However, there are places where global deduplication matters immensely. Take Symantec Corp.’s NetBackup PureDisk as an example. You install it in the main data center with smaller versions at each of your remote locations. All of them are scale-out, but it’s likely the data center installation is indeed multinode while the remote ones are single-node (or dual-node) systems. The data is chunked up at each remote site, automatically checked against the master unit in the data center to see if it already exists there, and then either moved or marked with a pointer. Because the data center unit is the reference point, all data across all remote sites is deduplicated and the master unit is indeed very efficient in terms of data deduplication. Keep in mind that even single-node solutions, such as EMC Data Domain and others, allow such elimination across remote sites. But having a large, scalable unit at the data center does make a difference in this case. EMC recently added a two-node Data Domain system where each node is indeed aware of the other and eliminates duplication across both nodes. We consider this a “quasi” scale-out system that’s perhaps a precursor to a full-blown scale-out solution in the future.
FalconStor Software Inc.’s product is a bit different architecturally. Its VTL is scale-out but doesn’t have integrated data deduplication. Another scale-out FalconStor product, Single Instance Repository (SIR), sits on the same local-area network (LAN) and performs data deduplication on a post-process basis. One would consider this an example of a system capable of doing global data deduplication.
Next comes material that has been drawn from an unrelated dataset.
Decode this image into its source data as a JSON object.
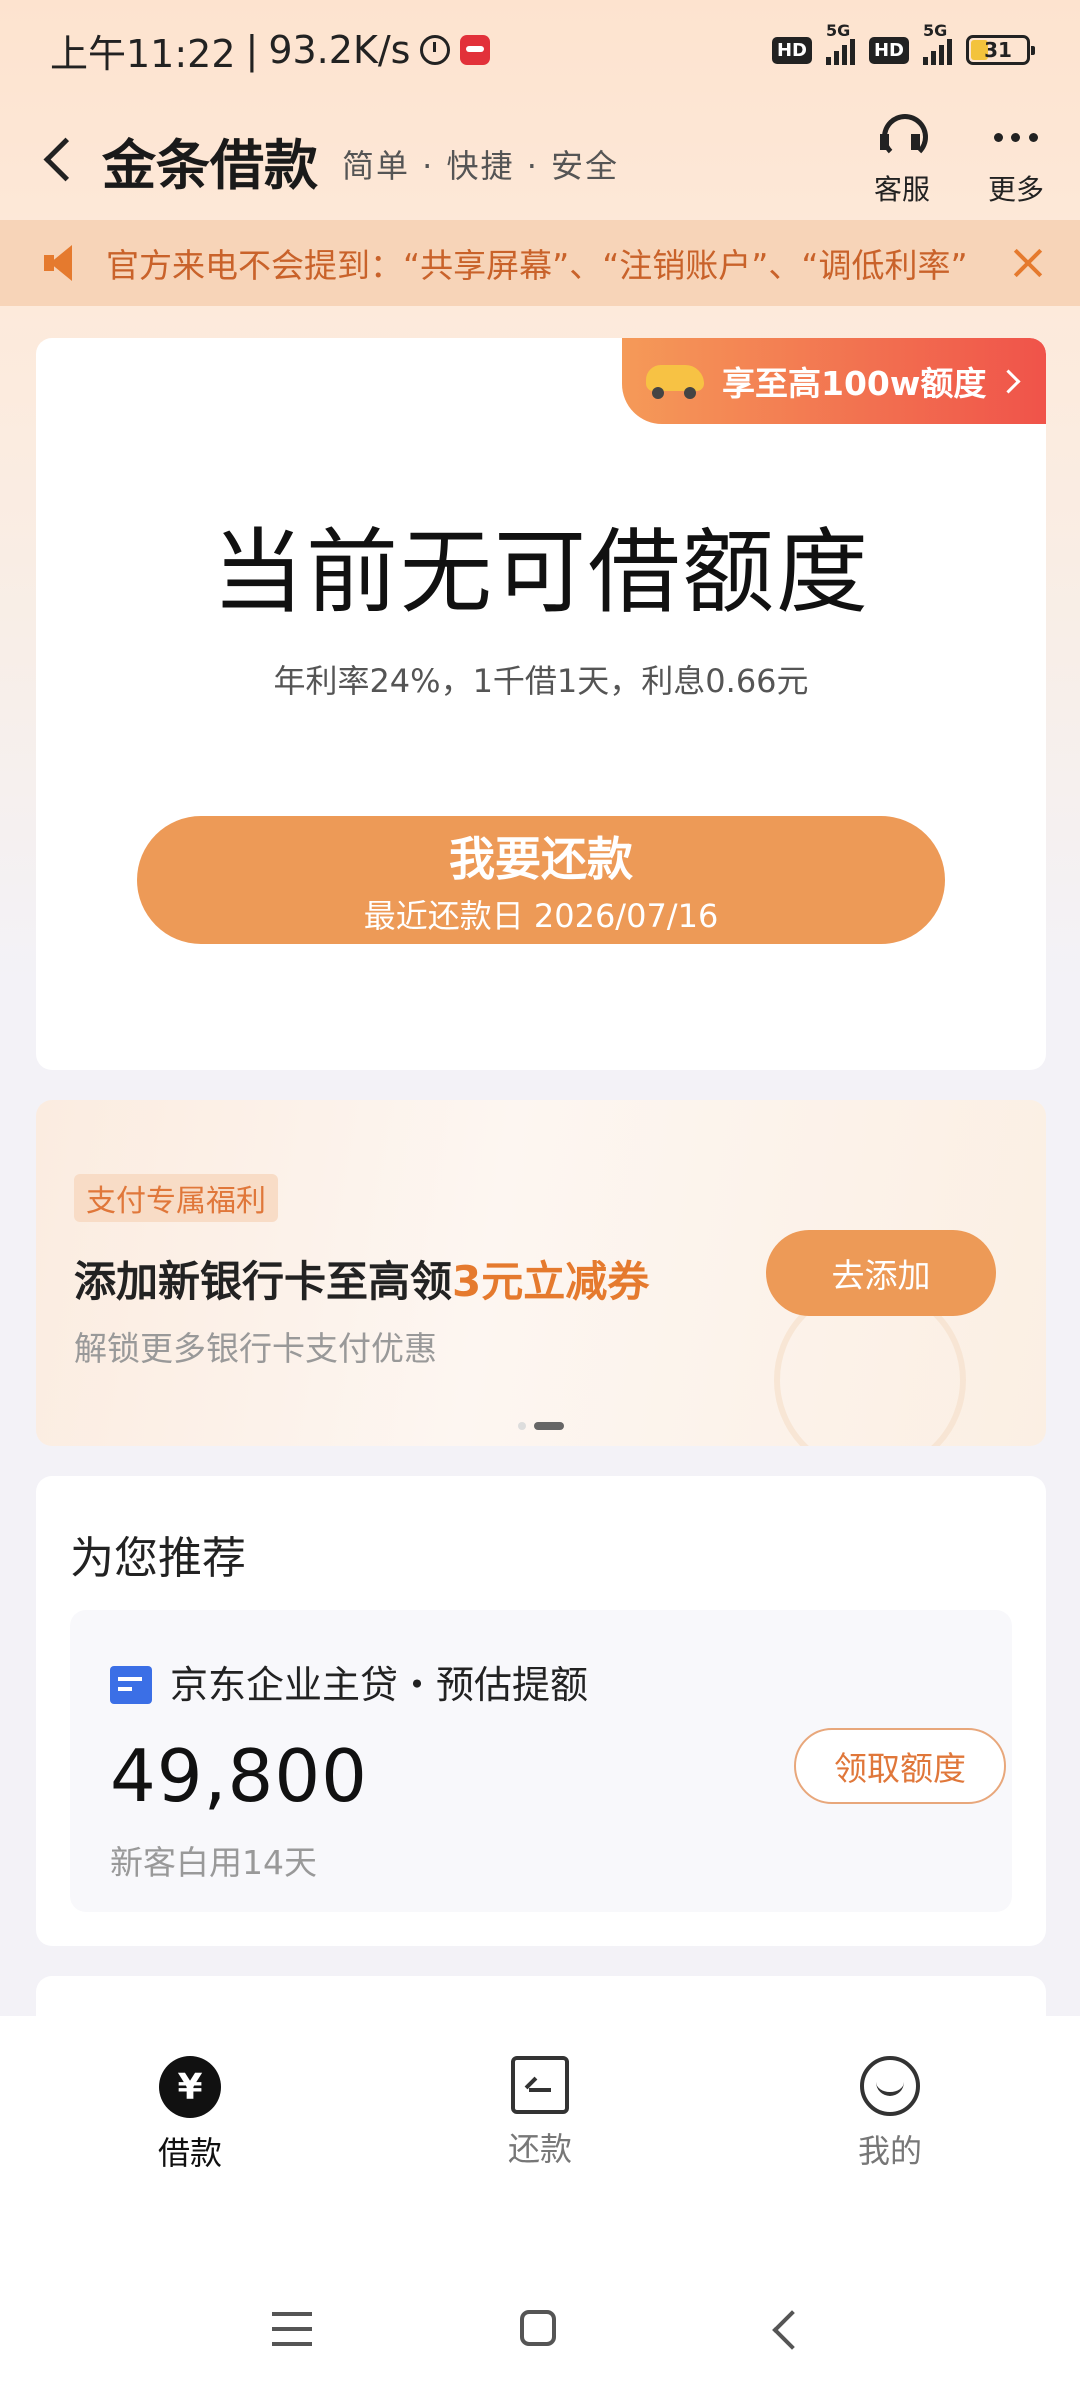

NetApp adds compression to dedupe
NetApp’s approach is unique in the industry because it offers a dedupe feature that’s shipped free of charge (although it has to be licensed). This is the single case in the industry where deduplication, as we define it, is used for optimizing capacity on primary and secondary storage. It uses a post-process method that looks for block-level redundancies to shrink the data. When data is needed by the application it’s presented in the original format, perhaps with a small amount of latency since the file has to be reconstituted. If the storage is being used to store backups, the capacity optimization is done in exactly the same way. This is the only solution we’ve seen that has applied deduplication technology to both primary and secondary data. Recently, NetApp added compression for both primary and secondary data. This makes NetApp unique in its approach to capacity optimization, and blurs the lines I defined earlier, but it currently doesn’t offer global deduplication.
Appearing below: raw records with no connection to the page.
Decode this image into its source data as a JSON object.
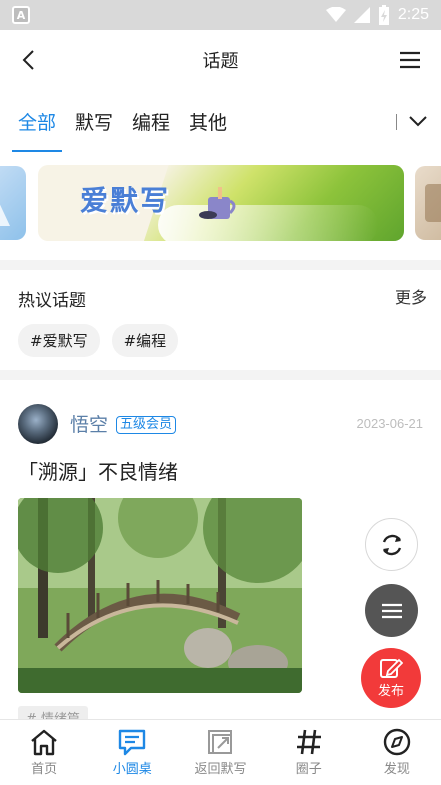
{
  "status_bar": {
    "time": "2:25",
    "app_icon_letter": "A",
    "icons": [
      "wifi-icon",
      "signal-icon",
      "battery-charging-icon"
    ]
  },
  "header": {
    "title": "话题",
    "back_icon": "chevron-left-icon",
    "menu_icon": "hamburger-menu-icon"
  },
  "tabs": [
    {
      "label": "全部",
      "active": true
    },
    {
      "label": "默写",
      "active": false
    },
    {
      "label": "编程",
      "active": false
    },
    {
      "label": "其他",
      "active": false
    }
  ],
  "banner": {
    "text": "爱默写"
  },
  "hot_topics": {
    "title": "热议话题",
    "more": "更多",
    "chips": [
      "#爱默写",
      "#编程"
    ]
  },
  "post": {
    "username": "悟空",
    "badge": "五级会员",
    "date": "2023-06-21",
    "title": "「溯源」不良情绪",
    "tag": "# 情绪篇"
  },
  "fabs": {
    "publish_label": "发布"
  },
  "bottom_nav": [
    {
      "label": "首页",
      "icon": "home-icon",
      "active": false
    },
    {
      "label": "小圆桌",
      "icon": "chat-icon",
      "active": true
    },
    {
      "label": "返回默写",
      "icon": "return-icon",
      "active": false
    },
    {
      "label": "圈子",
      "icon": "hash-icon",
      "active": false
    },
    {
      "label": "发现",
      "icon": "compass-icon",
      "active": false
    }
  ],
  "colors": {
    "accent": "#1e88e5",
    "publish": "#f23a3a",
    "fab_menu": "#555555"
  }
}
Permabit Technology Corp. is another noteworthy player. Until recently, the firm offered an appliance designed for archival data. It’s classic scale-out, and uses data deduplication and compression to optimize capacity utilization. Permabit recently isolated the deduplication engine and made it available to OEMs who lack PSO or SCO technologies. Because Permabit’s archival system, Permeon, can be used as a backup target, as an archive or as tier 3 primary storage, the company claims its data reduction engine combines the benefits of all capacity optimization technologies and applies equally to primary or secondary storage. BlueArc, LSI and Xiotech Corp. have signed on as OEMs for this technology. From a global deduplication perspective, Permabit’s architecture does indeed meet our definition, as do NEC’s HydraStor and Sepaton’s VTL with DeltaStor appliances.
Global data deduplication is an important feature, especially as it applies to data management across remote sites. And it’s hard to argue against having a smaller number of systems to manage. Being able to scale simply by adding another node with the system automatically redistributing the data on the back end is a great benefit, too, and it’s hard to argue against getting a few more percentage points of deduplication across the enterprise. But don’t chase global data deduplication at all costs. Choose a scalable architecture, but not just for the global data deduplication it delivers.
About this author: Arun Taneja is founder and president of Taneja Group, an analyst and consulting group focused on storage and storage-centric server technologies. He can be reached at firstname.lastname@example.org.
This article was previously published in Storage magazine.